X-rays, CT scans, MRIs, ultrasounds and PET scans do improve patient care -- but they also drive up costs. And now one medical imaging startup can read a heart MRI in 15 seconds, a procedure which takes a human 45 minutes. Massachusetts General Hospital is already assembling data to train algorithms to spot 25 common scenarios. But Brinks predicts that ultimately AI will become more of a sophisticated diagnostic aid, flagging images that humans should examine more closely, while leaving radiologists with more time for interacting with patients and medical staff.Read Replies (0)
By EditorDavid from Slashdot's wanna-test department

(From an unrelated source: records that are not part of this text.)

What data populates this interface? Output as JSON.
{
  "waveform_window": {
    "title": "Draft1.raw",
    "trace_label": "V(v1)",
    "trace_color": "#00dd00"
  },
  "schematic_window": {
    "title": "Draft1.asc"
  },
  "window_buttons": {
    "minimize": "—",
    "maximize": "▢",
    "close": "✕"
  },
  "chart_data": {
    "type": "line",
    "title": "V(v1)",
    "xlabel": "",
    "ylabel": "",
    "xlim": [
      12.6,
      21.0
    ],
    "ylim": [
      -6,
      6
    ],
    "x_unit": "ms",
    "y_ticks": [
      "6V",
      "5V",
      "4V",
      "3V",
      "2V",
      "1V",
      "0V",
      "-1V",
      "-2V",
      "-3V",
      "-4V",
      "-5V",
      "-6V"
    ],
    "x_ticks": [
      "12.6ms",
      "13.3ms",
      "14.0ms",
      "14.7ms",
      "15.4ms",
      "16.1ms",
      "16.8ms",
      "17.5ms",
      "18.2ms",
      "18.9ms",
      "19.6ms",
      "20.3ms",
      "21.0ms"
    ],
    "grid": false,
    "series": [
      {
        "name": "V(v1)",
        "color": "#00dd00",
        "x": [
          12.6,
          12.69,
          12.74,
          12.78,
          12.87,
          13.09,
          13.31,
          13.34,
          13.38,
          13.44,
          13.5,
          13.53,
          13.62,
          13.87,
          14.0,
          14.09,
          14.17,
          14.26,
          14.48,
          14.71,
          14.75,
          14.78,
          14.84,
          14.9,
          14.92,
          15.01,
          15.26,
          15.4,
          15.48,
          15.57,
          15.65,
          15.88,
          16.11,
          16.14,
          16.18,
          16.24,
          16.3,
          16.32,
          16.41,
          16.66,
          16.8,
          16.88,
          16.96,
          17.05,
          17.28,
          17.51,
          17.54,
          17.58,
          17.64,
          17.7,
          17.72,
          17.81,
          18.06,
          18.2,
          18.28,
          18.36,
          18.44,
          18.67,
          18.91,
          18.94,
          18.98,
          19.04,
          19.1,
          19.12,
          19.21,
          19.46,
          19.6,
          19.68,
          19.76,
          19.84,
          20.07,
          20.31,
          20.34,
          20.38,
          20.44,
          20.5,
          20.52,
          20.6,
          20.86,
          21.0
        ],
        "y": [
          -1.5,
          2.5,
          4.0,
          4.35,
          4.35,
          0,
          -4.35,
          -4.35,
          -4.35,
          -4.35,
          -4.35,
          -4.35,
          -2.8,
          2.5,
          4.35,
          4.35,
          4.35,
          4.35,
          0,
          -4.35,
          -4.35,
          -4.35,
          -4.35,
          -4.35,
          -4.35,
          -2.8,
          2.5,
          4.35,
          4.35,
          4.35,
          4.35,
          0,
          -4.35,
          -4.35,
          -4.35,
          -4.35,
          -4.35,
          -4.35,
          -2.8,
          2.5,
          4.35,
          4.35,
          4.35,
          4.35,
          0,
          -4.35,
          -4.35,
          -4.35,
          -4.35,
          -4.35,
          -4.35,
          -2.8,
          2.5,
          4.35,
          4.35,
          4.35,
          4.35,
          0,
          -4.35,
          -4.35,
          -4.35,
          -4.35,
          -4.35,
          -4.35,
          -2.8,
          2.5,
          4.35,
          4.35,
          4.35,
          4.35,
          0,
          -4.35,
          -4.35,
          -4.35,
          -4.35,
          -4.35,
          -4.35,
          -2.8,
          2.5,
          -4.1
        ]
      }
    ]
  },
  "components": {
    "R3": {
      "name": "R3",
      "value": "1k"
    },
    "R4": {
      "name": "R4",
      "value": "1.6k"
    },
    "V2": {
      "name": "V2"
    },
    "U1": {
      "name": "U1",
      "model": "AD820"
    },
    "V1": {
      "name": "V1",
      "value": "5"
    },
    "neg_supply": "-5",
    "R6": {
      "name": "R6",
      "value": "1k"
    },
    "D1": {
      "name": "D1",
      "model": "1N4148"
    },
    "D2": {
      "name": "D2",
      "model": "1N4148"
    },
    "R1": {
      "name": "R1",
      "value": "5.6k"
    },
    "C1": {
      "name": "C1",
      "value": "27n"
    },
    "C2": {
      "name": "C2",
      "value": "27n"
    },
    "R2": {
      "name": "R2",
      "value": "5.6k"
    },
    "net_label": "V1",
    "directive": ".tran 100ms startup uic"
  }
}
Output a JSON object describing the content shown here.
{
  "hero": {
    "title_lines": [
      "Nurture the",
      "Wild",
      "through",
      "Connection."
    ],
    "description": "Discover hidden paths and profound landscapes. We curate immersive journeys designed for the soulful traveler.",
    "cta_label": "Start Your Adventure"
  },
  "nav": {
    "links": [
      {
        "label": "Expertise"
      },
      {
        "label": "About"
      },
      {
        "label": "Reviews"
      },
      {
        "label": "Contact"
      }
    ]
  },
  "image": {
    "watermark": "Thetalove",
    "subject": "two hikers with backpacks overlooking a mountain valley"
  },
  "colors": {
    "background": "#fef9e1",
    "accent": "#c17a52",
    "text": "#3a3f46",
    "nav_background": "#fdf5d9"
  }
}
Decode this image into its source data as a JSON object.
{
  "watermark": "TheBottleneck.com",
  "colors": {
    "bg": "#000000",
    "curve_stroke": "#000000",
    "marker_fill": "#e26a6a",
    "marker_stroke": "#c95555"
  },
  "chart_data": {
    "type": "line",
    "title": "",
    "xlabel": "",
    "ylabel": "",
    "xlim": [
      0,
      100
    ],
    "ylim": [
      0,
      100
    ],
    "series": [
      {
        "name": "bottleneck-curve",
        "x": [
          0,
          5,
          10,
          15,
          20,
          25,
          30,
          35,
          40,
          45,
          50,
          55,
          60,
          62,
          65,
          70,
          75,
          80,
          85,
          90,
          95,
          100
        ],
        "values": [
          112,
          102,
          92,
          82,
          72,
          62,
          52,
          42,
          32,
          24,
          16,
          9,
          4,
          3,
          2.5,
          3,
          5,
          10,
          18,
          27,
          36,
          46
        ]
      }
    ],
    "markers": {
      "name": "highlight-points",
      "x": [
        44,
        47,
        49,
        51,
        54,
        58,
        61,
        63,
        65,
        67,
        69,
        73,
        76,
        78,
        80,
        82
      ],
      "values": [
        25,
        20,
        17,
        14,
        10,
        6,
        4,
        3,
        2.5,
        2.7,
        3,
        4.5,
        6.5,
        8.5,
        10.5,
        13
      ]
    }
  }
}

Orome1 quotes Help Net Security:After the recent massive WannaCry ransomware campaign, Elad Erez, Director of Innovation at Imperva, was shocked at the number of systems that still sported the Microsoft Windows SMB Server vulnerabilities that made the attack possible. So, he decided to do something about it: he created Eternal Blues, an easy-to-use vulnerability scanner that he made available for download for free... The statistics collected by the tool, as well as the total number of downloads, show that after the NotPetya attack, people's awareness of the threat did increase... Over 8 million IP addresses were scanned, and a total of 60,000 vulnerable hosts were identified (out of ~537,000 that were responsive). Of the ~537,000 responsive hosts, some 258,000 still had SMBv1 enabled. One organization in France found two vulnerable hosts after scanning over 13,000 IP addresses, and Erez believes that without his tool, "finding those two needles in the haystack would have been an almost impossible mission... Here is a lesson for IT/Security departments: don't be so certain that you know your network well. Deploy a multi-layered stack of security tools for both risk analysis and real time enforcement."Read Replies (0)